  • Hardware Limitations: Emulators cannot accurately replicate certain hardware aspects of physical devices, like battery usage, camera functionality, or sensor responsiveness. 
  • Performance Discrepancies: Apps can perform differently on an emulator than on a real device, especially concerning processing speed, memory usage, and rendering. 
  • False Positives/Negatives: Since these tests aren’t run on real devices, testers face the potential for false positives or negative tests. In these instances, testers must decide whether to perform the same test on real devices.   
  • OS Limitations: Emulators are typically a “vanilla” version of the OS and don’t reflect specific device hardware and software devices for each device. An app can perform very differently on a Samsung phone than a Google Pixel, despite running the same OS, because of differences in hardware and software. 

When Should I Use Emulators vs. Simulators?

App Testing on Emulators vs Simulators graphic

The answer depends on what information you intend to collect and measure during testing. In many cases, developers will use a hybrid approach that combines emulators and simulators with real device testing later in the software development lifecycle. Let’s examine when you should use emulators versus simulators for testing.  

When Should I Use Emulators? 

  • Hardware Interaction Testing: Test how your app interacts with device sensors, such as fitness apps that track steps or measure heart rate. 
  • Performance Testing: Assess app performance under heavy loads or resource-intensive tasks, such as gaming apps with 3D graphics or physics simulations. 
  • Network Conditions Testing: Simulate different network speeds (3G, 4G) and latency. For example, for testing video streaming apps to check buffering behavior. 
  • Security and Penetration Testing: Analyze app behavior for security vulnerabilities, like identifying unauthorized access or code injection. 
  • Automated Testing (CI/CD): Integrate emulators into continuous integration pipelines for situations like regression testing during code commits. 

When Should I Use Simulators?  

  • UI Testing and Initial Impressions: Quickly validate UI elements and basic functionality. For example, when you want to check if the app layout looks correct on different devices. 
  • Early Development Phase: Identify overlooked bugs during early development testing. This is best for detecting issues before extensive testing is done later in the development lifecycle.  
  • App Store Compliance Testing: Validate adherence to guidelines before submission, such as UI/UX standards and privacy policies. 
  • Quick Iterations and Debugging: Rapidly test code changes during development to help fix minor issues without deploying to real devices. 

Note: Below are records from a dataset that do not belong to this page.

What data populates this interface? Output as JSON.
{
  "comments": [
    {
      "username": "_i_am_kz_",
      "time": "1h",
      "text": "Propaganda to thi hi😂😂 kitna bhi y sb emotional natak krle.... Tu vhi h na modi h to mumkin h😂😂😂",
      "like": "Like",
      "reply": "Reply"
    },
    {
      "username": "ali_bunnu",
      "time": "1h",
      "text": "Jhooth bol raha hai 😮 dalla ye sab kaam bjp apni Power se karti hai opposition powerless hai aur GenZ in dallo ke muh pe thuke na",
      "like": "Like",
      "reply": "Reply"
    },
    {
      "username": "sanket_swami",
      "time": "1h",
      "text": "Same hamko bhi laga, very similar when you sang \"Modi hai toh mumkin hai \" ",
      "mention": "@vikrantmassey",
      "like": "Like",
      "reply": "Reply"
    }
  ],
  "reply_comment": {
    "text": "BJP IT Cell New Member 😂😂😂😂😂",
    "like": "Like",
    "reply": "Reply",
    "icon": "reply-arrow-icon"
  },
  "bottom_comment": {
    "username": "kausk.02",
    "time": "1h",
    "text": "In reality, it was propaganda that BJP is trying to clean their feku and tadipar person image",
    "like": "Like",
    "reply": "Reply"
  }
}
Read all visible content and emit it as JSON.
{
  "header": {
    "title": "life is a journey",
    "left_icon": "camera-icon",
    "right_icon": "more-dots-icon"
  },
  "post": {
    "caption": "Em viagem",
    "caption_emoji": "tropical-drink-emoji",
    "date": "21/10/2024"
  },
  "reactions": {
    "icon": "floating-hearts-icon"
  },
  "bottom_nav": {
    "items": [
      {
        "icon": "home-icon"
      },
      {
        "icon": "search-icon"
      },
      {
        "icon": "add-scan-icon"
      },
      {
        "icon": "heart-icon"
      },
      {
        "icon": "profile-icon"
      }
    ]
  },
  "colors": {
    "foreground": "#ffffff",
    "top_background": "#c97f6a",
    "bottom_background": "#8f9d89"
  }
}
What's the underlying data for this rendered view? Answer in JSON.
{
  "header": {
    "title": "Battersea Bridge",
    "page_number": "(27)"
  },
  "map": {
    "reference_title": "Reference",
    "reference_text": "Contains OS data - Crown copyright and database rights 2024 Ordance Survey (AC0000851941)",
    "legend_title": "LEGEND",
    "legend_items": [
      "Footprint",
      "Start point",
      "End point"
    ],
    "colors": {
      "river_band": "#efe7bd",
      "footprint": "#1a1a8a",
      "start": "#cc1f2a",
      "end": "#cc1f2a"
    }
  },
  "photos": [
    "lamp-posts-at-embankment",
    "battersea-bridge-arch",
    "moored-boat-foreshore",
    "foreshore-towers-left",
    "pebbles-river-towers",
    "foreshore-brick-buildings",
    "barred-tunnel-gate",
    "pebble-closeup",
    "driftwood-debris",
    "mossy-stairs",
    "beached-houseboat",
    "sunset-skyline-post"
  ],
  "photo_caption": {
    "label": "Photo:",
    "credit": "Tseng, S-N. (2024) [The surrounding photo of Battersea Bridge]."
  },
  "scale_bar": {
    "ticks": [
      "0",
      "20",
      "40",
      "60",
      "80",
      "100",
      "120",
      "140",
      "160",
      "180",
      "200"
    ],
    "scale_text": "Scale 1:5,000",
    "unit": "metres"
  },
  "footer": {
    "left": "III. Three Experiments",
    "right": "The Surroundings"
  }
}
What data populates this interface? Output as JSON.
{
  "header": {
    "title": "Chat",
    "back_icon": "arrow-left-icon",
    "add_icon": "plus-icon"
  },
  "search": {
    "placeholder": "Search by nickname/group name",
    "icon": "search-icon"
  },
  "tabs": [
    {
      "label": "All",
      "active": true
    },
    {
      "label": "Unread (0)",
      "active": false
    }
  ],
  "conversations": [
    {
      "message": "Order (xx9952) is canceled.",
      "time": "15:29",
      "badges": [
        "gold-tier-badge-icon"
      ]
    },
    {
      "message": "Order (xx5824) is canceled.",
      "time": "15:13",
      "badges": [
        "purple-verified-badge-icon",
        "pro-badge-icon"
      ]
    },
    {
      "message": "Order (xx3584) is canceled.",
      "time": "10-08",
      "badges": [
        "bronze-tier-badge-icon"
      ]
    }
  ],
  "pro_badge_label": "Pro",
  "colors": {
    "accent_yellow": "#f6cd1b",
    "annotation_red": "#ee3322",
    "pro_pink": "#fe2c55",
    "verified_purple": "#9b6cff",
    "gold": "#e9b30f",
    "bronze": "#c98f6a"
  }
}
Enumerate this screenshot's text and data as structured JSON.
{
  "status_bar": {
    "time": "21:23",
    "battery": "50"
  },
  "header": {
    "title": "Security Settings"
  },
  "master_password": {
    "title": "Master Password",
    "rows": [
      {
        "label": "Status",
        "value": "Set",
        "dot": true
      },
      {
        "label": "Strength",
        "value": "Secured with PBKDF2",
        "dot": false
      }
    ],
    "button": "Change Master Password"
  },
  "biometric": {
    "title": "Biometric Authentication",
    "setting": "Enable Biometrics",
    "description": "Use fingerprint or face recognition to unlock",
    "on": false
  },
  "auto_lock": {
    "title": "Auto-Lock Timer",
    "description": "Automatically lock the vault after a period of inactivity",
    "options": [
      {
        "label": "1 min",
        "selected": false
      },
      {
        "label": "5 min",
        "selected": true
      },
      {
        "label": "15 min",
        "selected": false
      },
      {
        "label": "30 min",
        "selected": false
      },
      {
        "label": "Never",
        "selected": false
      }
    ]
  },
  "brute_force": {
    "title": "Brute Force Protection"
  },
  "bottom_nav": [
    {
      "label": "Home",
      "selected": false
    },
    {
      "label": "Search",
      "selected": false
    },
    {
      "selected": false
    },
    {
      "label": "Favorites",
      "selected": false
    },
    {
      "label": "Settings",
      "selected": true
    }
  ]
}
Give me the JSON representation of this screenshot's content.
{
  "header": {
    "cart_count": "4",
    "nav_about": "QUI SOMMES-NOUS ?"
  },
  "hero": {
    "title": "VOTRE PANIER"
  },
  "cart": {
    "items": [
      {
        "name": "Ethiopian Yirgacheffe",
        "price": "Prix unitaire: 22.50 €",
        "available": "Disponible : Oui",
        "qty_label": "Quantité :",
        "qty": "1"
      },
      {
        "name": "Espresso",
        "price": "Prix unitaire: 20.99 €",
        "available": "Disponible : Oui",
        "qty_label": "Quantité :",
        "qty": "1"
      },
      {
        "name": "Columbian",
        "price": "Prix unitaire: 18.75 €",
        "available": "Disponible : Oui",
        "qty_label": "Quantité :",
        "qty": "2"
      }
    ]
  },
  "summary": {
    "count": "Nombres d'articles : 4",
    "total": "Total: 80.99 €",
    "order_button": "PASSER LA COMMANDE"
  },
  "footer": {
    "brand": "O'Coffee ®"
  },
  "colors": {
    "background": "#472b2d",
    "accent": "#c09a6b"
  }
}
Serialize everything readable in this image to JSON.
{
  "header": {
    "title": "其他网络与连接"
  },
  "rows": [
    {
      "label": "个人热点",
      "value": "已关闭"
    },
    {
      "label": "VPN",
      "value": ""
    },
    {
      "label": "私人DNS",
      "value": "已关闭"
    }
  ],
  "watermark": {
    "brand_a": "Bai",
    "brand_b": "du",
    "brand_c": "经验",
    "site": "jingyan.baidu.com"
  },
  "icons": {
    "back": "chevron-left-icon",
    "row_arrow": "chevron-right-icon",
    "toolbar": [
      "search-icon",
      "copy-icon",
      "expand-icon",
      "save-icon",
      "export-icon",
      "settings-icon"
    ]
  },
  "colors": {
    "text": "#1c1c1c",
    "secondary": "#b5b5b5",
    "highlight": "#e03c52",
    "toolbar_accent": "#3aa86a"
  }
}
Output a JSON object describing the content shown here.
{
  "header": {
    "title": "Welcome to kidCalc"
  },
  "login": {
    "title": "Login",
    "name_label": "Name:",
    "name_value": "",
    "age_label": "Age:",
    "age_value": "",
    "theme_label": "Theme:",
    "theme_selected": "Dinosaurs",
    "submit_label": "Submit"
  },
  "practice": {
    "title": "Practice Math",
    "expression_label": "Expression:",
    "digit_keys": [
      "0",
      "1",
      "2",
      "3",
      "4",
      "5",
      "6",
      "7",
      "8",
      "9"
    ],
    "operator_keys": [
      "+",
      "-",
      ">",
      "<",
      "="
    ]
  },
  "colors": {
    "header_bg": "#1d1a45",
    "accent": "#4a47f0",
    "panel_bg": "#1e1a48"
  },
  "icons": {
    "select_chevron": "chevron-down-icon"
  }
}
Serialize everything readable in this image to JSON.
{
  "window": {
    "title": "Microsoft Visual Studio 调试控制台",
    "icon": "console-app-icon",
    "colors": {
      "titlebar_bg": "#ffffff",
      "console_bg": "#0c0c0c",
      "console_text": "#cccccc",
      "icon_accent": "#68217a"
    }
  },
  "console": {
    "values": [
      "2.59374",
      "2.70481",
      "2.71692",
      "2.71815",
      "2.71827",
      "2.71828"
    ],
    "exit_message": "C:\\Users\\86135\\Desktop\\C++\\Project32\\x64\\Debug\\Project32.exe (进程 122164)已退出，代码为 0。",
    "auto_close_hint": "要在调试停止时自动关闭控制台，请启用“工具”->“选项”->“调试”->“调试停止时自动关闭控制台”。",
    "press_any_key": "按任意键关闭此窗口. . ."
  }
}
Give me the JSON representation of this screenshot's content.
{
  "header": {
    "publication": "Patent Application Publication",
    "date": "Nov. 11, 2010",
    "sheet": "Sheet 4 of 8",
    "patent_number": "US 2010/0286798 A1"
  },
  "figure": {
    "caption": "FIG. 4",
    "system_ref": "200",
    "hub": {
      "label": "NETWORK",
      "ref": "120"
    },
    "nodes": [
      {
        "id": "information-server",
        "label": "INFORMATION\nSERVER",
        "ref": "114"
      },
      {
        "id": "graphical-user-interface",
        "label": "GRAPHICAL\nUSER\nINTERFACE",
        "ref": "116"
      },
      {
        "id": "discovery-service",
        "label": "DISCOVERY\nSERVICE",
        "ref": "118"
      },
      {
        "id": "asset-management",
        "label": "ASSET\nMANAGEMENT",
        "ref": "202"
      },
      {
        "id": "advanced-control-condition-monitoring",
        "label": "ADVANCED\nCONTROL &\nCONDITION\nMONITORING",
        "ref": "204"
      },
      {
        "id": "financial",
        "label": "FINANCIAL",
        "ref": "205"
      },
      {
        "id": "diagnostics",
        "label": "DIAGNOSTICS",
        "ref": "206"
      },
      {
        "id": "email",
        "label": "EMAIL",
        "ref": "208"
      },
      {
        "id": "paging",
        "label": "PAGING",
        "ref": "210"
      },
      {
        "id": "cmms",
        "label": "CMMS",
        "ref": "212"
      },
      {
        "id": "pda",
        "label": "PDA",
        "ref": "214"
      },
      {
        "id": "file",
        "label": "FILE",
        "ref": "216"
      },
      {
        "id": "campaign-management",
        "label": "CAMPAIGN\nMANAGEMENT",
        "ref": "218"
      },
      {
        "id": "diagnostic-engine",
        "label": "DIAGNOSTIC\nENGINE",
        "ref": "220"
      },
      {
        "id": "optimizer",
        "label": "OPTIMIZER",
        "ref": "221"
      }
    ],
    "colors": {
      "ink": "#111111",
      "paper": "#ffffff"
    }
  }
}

When Should I Perform Real Device Testing?  

While emulators and simulators are an easy and inexpensive way to conduct early tests and catch the most obvious issues, launching an app without conducting any real device testing is a disaster waiting to happen.  

There is no substitute for the more accurate real-time performance and superior validations that real-device testing offers. You only have one chance to make a good first impression. If you wait until the app is in your customers’ hands before realizing there are usability or visibility issues under common real-world conditions, you will face costly and embarrassing problems.  

But despite the clear benefits of real device testing, the problem lies in building and maintaining a well-stocked device library for mobile app testing, which can be time-consuming and expensive.  

Real Device Testing Online: The Best of Both Worlds 

Testing on Real Devices Graphic

Luckily, Sofy has harnessed the power of real device testing online to give developers access to an extensive real device lab directly from their browsers. This provides all the advantages of real device testing while eliminating the financial and logistical hurdles.  

With Sofy’s device lab, testers can  

Looking to switch from emulators/simulators to a real device cloud? Demo Sofy today and see how you can spend more time on QA testing and less time searching for the right testing solution and environment.